Date of Graduation
The purpose of this study was to identify the lived experience of nursing students who made the decision to pursue a nursing career. This study was significant because nursing education is advocating change in the educational process and the student body in nursing today is so diverse. One hundred and sixty (160) first and second year students enrolled in an Associate Degree Nursing Program responded in writing to the research question, "How has the decision to pursue a nursing degree affected you and your life?" The Phenomenological methodology of qualitative research was used to identify and present information collected in this study. Van Kamm's research process was followed in collecting and organizing the information from the students' lived experiences. The narrative descriptions were reviewed extensively and similar expressions were grouped together and labeled. Groups of expressions with close relationships were clustered together in themes. Eleven themes were identified from the groups of expressions of students lived experiences. These themes were: Impact on family life, Continuum of life change, Decisional conflict, Self care neglect, Economic constraints, Positive impact on self, Prevailing stress, Self imposed guilt, Hope to become, and The program of study. As the researcher dwelled with the narrative descriptions of the students lived experience, she became more aware of the other spectrum of nursing education, the nursing student. Reviewing the descriptions from the students' perspective provided a clearer understanding of what those individuals actually go through as students in a nursing program. Throughout the educational experience, positive and negative outcomes were addressed by the students. Although many adjustments had to be made, personal growth did occur. Several implications for nursing education were addressed. One important implication may be to develop a teaching model of empowerment.

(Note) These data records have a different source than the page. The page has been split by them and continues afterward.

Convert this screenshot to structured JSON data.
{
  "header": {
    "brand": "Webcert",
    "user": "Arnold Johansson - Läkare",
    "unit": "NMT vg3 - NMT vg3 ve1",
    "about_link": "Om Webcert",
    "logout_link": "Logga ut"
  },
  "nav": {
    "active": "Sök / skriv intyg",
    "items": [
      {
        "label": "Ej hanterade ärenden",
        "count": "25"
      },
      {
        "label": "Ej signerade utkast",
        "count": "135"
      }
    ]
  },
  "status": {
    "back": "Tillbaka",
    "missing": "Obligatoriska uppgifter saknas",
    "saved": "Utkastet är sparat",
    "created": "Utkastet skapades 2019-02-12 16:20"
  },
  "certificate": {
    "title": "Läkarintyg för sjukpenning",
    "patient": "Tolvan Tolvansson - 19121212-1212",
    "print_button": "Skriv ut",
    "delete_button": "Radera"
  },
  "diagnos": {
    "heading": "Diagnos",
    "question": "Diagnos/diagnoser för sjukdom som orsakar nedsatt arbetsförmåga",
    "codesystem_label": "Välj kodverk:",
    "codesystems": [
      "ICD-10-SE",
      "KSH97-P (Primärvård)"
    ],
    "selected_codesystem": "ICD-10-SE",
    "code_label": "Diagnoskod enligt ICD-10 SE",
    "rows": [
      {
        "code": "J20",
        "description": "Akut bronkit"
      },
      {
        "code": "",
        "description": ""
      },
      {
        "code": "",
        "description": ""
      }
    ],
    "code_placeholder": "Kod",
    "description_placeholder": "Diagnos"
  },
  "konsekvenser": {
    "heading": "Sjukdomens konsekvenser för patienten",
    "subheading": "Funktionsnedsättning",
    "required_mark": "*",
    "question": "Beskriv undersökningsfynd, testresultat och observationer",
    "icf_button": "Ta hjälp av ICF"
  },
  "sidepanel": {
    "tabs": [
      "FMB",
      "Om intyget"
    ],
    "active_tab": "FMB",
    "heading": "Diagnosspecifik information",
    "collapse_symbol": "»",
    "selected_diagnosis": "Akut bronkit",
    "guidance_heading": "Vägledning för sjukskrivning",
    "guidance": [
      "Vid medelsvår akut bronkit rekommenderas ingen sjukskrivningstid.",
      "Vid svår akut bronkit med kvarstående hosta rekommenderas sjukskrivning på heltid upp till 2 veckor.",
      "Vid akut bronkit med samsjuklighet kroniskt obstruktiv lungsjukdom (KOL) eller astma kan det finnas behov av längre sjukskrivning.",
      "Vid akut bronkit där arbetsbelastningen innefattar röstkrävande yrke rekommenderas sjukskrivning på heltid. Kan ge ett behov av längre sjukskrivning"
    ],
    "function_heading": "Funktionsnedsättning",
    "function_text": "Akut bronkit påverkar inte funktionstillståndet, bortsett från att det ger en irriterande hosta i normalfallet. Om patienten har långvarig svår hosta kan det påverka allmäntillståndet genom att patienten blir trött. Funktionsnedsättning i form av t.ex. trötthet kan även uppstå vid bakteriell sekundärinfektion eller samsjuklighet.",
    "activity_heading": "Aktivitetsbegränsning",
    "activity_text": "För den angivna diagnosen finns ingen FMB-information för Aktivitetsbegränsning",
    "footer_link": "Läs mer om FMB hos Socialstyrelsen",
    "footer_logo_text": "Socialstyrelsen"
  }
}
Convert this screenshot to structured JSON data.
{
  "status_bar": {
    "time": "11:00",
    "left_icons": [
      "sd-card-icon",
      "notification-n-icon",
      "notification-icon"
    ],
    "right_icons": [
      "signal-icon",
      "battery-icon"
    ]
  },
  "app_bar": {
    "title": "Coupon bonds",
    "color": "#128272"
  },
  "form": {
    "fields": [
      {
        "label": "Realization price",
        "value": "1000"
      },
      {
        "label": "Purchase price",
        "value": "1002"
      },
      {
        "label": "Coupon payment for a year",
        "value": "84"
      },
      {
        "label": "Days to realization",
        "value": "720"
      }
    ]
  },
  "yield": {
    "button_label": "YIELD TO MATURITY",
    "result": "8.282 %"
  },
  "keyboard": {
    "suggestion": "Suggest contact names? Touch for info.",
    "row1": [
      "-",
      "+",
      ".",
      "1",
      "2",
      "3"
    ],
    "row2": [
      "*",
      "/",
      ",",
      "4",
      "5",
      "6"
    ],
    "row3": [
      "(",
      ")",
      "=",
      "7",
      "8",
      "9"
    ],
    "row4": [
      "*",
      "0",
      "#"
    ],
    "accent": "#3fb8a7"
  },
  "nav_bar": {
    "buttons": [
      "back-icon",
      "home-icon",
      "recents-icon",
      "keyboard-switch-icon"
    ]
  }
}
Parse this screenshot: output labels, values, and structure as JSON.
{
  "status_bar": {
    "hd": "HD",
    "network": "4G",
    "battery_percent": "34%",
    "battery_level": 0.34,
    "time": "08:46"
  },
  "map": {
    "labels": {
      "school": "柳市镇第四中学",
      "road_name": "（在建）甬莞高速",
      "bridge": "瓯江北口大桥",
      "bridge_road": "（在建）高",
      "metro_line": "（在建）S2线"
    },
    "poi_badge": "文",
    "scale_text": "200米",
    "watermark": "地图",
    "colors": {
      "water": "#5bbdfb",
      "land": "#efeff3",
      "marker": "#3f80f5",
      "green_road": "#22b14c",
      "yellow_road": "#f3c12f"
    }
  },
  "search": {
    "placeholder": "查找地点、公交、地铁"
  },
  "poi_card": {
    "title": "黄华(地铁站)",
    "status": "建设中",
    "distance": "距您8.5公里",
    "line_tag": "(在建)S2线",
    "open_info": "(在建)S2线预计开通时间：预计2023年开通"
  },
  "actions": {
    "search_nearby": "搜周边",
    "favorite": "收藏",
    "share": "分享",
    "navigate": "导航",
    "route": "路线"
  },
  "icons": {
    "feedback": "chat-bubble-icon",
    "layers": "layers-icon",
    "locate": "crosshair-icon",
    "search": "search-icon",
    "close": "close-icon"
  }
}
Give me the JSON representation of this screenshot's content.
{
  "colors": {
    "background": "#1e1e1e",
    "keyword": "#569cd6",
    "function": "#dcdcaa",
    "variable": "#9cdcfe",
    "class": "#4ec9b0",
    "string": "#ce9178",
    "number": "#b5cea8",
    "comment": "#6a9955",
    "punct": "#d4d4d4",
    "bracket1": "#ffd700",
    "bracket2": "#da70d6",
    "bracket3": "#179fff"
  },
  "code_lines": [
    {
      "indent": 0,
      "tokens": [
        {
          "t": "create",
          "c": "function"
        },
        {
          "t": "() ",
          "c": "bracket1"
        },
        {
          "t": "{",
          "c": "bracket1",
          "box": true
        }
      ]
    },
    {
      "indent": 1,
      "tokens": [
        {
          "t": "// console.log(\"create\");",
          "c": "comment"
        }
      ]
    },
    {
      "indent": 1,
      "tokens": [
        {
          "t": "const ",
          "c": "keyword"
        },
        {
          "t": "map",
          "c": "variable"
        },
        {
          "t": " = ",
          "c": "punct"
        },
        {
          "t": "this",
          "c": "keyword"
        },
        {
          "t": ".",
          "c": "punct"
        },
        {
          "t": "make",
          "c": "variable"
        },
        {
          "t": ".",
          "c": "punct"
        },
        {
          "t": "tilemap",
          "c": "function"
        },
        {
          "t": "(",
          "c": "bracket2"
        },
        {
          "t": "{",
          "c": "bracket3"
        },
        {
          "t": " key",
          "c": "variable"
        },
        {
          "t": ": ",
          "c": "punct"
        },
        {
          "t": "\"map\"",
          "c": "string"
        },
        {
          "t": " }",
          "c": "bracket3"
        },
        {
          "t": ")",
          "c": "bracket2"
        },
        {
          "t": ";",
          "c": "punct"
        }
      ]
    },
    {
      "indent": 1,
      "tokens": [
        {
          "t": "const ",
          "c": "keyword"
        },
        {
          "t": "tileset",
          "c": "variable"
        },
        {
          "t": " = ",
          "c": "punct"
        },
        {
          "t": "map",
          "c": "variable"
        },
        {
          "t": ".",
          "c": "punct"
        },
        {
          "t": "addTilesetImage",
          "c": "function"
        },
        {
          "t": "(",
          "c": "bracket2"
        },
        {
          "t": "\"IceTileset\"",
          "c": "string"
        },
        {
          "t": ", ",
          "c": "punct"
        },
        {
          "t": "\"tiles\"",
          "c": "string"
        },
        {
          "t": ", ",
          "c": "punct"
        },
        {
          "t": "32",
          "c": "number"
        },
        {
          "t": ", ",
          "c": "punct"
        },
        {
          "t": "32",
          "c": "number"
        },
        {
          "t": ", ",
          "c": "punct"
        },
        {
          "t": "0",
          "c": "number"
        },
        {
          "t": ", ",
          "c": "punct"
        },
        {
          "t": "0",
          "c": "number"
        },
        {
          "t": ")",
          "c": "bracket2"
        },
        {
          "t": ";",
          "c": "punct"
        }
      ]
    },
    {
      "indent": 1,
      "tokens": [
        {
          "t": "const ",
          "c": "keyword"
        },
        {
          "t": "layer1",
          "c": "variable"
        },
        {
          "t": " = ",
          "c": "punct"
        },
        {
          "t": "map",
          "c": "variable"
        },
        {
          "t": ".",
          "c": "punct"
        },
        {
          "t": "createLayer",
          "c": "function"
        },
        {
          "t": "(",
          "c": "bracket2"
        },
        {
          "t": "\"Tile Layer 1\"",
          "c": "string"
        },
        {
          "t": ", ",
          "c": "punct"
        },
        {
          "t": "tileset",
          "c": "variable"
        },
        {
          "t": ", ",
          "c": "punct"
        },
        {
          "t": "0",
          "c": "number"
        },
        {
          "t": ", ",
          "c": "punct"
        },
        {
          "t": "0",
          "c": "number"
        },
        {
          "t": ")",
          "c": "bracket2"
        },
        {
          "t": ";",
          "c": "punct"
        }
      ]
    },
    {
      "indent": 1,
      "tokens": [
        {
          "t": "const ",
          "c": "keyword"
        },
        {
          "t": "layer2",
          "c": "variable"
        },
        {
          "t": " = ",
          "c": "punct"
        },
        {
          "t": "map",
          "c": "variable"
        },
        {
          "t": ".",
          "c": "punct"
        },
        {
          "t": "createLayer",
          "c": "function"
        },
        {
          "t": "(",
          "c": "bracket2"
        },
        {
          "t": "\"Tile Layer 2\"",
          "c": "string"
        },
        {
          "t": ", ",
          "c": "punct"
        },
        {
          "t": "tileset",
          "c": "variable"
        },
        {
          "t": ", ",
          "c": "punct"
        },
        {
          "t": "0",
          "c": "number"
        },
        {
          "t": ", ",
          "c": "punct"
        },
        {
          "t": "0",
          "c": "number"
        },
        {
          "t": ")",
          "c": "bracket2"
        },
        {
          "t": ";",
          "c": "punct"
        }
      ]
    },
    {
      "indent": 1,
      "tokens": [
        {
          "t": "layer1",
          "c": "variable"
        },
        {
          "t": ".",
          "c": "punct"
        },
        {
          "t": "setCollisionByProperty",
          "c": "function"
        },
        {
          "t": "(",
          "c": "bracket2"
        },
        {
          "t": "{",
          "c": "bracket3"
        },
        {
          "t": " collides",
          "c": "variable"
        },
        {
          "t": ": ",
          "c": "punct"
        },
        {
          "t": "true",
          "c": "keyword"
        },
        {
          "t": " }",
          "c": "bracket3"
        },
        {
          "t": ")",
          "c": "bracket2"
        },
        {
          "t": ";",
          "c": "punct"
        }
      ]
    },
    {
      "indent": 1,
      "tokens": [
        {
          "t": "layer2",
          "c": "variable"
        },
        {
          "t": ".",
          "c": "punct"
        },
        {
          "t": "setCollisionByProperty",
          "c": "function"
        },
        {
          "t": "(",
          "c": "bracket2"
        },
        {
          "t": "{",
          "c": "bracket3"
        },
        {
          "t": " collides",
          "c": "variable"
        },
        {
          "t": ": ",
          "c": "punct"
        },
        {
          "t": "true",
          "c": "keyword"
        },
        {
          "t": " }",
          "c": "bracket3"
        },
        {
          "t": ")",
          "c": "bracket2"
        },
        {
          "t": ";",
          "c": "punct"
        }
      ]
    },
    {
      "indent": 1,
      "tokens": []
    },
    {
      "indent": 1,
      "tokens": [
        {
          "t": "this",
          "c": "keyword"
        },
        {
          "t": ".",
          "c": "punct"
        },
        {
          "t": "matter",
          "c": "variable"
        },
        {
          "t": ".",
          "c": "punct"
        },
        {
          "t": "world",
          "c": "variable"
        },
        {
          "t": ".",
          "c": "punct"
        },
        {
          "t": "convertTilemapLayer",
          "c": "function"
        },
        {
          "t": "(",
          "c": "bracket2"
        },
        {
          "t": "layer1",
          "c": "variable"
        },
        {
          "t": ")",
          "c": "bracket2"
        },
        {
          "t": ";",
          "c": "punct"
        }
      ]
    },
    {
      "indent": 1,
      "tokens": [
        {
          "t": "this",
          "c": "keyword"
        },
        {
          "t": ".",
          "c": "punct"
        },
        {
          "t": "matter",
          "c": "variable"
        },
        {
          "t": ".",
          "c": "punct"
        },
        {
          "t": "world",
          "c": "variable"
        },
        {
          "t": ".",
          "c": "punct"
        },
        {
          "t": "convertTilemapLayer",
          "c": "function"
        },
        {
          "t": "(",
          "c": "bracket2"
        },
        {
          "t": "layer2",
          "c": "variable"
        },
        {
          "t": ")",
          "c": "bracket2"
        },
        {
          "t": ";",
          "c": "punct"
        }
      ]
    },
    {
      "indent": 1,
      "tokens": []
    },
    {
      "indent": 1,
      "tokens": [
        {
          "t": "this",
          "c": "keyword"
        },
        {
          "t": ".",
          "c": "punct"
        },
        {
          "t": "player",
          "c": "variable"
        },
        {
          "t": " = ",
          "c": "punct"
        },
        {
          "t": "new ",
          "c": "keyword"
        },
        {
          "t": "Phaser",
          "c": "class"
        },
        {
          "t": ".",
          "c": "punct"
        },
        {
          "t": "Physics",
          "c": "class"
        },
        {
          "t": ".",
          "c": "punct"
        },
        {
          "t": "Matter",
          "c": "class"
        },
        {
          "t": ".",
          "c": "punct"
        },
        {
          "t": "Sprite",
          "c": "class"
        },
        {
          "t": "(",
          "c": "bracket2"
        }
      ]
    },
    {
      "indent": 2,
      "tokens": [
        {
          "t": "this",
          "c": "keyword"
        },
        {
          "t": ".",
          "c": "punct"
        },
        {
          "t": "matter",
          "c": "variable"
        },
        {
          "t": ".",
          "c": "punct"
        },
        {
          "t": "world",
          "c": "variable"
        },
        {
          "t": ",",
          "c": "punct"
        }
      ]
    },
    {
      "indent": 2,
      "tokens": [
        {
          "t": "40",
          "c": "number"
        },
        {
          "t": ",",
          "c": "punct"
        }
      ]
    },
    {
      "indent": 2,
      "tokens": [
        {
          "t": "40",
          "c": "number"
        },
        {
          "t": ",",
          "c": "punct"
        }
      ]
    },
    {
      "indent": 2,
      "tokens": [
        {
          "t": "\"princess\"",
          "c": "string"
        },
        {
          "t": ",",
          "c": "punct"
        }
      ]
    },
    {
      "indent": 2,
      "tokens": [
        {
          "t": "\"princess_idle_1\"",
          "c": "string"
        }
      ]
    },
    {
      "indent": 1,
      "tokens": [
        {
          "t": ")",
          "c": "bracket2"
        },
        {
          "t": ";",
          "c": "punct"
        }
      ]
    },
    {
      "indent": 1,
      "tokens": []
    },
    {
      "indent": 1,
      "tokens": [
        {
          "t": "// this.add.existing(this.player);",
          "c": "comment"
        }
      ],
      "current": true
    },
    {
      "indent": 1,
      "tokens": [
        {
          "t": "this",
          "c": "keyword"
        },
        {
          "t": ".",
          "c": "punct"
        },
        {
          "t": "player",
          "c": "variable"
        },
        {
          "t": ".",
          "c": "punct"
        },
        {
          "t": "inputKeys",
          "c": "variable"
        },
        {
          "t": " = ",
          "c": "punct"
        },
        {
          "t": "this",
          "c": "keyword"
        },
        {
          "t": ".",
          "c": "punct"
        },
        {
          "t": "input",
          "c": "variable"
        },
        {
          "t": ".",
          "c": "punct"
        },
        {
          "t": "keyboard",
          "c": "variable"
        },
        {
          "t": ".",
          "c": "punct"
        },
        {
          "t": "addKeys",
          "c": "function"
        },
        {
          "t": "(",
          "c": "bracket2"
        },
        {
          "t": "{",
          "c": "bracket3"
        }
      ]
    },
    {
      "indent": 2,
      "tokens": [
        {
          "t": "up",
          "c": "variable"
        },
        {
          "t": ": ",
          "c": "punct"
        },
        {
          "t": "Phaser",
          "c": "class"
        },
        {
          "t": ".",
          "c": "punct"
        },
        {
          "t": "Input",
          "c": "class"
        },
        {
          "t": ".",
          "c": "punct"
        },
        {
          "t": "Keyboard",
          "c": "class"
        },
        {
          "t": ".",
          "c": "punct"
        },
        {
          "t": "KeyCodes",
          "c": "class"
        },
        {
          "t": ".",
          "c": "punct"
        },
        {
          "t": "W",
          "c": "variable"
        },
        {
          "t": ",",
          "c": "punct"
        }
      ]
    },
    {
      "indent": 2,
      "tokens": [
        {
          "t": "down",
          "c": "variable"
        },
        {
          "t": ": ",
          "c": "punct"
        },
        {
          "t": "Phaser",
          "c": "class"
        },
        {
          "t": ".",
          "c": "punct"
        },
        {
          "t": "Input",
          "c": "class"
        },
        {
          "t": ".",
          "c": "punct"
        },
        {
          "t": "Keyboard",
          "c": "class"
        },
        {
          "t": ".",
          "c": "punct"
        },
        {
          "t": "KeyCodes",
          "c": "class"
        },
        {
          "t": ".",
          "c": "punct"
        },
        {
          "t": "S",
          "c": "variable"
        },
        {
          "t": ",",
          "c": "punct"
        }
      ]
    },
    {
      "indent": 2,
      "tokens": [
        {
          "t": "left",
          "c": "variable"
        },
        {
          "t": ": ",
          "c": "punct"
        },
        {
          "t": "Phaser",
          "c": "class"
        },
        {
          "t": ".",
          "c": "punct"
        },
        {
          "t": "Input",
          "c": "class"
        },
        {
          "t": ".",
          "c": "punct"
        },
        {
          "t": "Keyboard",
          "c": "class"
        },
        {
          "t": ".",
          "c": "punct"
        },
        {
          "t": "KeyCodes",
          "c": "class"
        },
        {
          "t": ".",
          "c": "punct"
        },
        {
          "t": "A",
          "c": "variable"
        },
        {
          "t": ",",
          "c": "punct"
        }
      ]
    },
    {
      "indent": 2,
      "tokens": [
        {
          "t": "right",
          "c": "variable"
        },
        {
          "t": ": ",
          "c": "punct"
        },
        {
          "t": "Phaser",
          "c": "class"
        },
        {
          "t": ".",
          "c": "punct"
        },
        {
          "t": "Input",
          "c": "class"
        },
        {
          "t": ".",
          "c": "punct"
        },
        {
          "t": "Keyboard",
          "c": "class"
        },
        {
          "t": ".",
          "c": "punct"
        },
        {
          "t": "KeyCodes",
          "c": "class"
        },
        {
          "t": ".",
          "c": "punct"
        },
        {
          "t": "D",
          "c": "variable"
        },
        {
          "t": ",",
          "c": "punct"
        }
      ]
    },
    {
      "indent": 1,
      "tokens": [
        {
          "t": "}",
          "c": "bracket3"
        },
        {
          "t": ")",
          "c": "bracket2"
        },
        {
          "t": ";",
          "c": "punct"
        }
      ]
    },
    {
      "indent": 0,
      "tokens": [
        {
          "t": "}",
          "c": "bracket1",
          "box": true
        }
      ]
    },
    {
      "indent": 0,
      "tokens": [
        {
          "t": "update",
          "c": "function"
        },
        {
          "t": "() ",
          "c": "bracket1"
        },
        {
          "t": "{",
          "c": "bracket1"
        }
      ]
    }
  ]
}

Jennette, M Regina, "A phenomenological study of the lived experience of nursing students enrolled in an associate degree nursing program." (1995). Graduate Theses, Dissertations, and Problem Reports. 9101.